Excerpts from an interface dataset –
────────────────────

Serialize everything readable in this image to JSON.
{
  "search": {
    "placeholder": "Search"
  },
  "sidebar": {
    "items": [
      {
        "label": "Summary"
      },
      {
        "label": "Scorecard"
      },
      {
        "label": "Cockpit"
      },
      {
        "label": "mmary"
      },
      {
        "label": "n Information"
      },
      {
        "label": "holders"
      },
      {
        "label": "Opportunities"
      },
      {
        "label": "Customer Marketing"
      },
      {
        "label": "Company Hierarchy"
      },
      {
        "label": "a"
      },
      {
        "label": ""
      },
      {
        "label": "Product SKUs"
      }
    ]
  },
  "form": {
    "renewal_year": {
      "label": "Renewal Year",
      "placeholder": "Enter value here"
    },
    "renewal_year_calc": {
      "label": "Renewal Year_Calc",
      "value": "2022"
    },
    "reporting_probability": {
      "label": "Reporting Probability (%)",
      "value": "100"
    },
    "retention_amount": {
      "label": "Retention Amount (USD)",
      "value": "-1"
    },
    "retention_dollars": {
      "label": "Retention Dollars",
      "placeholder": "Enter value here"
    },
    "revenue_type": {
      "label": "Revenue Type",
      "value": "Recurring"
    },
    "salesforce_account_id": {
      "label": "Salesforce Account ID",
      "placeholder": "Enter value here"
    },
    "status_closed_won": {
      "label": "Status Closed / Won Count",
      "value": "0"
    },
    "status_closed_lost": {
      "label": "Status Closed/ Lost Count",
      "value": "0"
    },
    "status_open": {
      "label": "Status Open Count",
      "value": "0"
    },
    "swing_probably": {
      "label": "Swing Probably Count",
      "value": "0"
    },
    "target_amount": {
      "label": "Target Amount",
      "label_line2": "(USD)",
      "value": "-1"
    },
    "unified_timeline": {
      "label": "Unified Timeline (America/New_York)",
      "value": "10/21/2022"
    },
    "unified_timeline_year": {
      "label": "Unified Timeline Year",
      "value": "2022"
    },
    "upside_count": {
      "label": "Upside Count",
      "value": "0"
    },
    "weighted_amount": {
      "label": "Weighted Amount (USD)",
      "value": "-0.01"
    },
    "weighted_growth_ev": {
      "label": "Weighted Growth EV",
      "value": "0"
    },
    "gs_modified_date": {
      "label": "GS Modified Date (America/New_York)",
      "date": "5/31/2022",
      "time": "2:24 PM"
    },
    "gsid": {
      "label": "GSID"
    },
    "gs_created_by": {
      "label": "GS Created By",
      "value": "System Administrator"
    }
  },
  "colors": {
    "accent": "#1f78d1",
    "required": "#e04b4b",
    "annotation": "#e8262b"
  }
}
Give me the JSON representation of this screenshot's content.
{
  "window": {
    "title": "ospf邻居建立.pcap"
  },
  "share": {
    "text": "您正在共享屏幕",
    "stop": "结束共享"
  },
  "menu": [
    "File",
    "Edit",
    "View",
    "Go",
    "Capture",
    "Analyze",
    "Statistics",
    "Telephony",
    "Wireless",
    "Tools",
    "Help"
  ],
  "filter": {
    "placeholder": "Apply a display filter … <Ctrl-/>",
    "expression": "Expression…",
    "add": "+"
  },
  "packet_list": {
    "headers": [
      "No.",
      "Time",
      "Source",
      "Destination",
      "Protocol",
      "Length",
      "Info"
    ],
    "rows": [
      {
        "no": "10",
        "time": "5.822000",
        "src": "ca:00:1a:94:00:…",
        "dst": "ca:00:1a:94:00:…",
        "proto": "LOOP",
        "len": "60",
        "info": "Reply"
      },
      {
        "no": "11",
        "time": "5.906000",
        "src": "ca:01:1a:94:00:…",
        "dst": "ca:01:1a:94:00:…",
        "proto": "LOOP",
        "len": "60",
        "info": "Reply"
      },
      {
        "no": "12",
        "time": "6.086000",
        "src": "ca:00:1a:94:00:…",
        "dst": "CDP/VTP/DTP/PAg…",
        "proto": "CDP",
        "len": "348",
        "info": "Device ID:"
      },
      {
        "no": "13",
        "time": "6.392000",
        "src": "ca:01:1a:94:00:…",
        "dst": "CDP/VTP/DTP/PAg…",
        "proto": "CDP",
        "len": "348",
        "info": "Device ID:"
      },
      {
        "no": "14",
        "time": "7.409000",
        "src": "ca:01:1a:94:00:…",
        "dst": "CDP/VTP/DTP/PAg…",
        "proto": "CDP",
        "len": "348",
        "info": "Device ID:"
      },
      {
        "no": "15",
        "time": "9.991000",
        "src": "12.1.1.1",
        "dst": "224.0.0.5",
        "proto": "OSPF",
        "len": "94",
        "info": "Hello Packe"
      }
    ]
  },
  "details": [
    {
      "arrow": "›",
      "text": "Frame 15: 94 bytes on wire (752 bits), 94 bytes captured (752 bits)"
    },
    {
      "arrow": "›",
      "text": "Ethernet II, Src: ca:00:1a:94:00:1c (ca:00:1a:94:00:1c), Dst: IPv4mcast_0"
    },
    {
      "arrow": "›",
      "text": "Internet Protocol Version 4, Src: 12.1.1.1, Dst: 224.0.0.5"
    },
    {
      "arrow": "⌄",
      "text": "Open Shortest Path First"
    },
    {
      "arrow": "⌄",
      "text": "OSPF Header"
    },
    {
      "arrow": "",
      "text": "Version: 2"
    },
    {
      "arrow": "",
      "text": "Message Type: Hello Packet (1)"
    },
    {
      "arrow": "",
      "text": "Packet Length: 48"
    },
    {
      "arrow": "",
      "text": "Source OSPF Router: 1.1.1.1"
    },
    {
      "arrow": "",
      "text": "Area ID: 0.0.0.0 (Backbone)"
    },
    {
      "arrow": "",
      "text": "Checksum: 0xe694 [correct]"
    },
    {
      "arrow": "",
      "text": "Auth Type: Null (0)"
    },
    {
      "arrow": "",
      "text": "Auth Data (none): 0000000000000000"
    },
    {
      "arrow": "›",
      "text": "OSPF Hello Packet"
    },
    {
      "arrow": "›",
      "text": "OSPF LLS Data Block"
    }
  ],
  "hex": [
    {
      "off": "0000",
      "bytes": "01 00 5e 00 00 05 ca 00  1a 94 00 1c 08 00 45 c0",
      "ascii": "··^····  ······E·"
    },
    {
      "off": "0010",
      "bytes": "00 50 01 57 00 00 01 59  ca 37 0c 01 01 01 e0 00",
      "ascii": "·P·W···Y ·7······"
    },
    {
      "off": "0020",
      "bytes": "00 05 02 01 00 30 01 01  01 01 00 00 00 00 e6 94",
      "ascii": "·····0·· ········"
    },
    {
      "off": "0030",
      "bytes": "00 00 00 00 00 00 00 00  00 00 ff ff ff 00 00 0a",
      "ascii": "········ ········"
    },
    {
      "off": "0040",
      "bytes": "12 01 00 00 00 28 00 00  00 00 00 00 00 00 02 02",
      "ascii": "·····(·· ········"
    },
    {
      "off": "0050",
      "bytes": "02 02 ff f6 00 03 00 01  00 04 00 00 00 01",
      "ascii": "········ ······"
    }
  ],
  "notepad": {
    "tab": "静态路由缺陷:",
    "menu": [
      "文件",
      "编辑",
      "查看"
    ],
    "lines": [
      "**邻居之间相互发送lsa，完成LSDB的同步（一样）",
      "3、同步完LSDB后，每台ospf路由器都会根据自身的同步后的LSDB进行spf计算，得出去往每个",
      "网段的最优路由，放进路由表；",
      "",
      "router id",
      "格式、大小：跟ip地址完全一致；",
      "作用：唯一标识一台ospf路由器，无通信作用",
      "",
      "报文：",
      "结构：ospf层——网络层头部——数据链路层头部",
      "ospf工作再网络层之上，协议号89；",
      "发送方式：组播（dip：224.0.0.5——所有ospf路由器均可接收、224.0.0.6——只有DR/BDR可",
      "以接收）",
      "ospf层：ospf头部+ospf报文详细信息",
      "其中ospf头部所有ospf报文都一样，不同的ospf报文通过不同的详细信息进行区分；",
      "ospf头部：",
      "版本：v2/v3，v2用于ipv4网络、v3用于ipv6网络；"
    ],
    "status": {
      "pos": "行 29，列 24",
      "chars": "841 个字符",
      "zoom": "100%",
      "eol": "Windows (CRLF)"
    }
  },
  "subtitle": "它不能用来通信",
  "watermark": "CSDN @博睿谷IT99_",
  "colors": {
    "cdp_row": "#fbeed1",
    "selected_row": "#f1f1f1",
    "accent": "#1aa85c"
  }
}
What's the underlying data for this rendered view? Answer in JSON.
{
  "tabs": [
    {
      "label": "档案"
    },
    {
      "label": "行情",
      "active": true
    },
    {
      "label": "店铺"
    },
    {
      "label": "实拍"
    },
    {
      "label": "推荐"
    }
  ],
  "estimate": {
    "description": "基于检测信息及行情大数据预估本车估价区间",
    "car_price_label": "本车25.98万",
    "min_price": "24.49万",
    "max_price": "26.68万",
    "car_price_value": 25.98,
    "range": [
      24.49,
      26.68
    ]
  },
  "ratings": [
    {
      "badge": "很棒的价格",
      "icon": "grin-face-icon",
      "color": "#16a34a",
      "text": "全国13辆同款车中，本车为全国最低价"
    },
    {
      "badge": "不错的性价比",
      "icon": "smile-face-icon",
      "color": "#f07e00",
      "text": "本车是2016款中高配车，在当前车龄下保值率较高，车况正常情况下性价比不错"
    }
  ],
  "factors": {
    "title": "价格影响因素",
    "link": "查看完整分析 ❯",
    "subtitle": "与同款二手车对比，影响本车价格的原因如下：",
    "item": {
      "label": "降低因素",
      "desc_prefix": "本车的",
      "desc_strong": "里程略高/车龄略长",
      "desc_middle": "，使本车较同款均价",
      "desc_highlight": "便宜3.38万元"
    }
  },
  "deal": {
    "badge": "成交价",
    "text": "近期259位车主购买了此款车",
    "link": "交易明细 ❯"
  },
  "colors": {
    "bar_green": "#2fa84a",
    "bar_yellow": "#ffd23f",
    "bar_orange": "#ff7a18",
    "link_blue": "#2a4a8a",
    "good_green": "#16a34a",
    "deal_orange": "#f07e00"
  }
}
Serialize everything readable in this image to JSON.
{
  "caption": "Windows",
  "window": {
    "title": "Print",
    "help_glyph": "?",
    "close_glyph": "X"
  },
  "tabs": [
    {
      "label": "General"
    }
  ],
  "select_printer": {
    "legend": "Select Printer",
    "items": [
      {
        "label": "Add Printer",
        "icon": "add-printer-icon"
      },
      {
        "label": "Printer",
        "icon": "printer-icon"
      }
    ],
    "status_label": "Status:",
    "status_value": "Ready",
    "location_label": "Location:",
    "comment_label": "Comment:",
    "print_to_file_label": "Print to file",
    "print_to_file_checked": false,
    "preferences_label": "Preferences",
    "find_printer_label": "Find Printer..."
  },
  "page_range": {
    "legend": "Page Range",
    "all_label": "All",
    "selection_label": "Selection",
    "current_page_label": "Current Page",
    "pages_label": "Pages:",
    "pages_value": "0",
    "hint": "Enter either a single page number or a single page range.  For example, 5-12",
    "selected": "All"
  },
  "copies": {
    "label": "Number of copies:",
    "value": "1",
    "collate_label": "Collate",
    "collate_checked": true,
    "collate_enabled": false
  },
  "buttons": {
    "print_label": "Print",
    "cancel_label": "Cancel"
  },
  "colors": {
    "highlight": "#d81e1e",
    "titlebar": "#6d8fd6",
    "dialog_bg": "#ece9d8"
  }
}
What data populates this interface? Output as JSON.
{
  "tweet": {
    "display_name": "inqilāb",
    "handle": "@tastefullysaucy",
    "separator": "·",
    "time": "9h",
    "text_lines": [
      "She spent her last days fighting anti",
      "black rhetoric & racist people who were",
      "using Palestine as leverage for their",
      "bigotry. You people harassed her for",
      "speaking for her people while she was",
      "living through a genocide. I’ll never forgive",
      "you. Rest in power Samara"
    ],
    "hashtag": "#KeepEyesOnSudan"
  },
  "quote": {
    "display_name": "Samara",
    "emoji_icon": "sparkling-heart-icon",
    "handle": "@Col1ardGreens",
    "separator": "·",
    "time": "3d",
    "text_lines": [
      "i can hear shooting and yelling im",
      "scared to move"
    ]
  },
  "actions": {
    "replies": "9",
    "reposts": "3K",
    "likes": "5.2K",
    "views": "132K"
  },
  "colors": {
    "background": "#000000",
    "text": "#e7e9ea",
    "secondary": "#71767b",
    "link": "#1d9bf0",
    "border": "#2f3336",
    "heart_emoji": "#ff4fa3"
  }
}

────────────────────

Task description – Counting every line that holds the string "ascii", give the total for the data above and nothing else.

Response area – 6